__ACTIVITY__.
Reply with one number: the count of lines in the data that hold the string "Select".

━━ MATERIAL PROVIDED ━━

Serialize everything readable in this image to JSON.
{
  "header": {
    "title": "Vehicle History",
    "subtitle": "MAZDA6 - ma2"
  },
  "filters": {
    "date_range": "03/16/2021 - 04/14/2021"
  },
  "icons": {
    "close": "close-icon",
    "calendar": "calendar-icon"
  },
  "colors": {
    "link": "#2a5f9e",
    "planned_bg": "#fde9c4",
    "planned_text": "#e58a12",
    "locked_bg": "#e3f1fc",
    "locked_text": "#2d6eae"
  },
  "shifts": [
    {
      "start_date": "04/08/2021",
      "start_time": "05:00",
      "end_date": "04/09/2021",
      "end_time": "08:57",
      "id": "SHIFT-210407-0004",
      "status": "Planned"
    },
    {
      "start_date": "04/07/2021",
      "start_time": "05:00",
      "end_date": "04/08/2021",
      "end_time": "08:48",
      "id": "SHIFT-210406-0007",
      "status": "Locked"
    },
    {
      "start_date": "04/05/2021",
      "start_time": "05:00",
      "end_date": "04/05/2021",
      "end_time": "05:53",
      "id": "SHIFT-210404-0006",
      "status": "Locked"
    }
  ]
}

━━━
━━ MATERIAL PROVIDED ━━

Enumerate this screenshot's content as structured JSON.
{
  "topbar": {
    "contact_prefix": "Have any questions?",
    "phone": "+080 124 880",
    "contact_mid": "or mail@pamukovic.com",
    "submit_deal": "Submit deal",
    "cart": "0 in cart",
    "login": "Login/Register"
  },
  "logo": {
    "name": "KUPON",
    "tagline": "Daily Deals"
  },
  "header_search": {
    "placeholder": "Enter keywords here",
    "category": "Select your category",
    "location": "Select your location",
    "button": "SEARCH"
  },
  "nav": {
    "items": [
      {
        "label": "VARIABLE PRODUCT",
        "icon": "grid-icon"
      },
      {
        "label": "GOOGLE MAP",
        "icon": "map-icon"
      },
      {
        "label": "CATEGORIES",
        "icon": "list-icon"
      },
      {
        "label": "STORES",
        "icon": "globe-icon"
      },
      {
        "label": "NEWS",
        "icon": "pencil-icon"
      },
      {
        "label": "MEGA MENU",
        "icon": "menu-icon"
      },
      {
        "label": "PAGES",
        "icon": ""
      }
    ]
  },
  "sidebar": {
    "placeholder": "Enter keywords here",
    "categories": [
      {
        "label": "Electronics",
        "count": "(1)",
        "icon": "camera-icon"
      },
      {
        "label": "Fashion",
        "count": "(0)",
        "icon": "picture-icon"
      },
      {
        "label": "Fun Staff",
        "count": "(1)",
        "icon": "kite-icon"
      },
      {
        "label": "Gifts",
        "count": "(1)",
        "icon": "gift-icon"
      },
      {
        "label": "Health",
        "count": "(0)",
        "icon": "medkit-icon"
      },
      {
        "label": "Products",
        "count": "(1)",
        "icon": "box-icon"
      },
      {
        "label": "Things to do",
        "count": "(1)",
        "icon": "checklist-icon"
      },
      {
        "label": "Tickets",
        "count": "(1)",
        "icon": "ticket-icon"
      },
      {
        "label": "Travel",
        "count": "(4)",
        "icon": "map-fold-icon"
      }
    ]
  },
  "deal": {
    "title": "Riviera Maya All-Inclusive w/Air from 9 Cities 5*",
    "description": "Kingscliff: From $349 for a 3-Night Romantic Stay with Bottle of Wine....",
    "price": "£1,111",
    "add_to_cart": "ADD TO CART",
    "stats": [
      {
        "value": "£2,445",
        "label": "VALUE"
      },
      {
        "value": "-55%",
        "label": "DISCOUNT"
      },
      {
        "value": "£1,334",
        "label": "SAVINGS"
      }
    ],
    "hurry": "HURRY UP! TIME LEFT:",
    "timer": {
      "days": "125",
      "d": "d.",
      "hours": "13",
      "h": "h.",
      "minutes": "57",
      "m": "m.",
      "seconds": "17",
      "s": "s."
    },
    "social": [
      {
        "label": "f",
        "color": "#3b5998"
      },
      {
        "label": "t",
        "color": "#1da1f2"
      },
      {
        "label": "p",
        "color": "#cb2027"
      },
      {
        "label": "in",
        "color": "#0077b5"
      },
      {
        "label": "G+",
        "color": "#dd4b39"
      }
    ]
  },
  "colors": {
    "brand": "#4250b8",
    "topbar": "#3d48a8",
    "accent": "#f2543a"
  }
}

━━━

__EXERCISE RESULT__.
2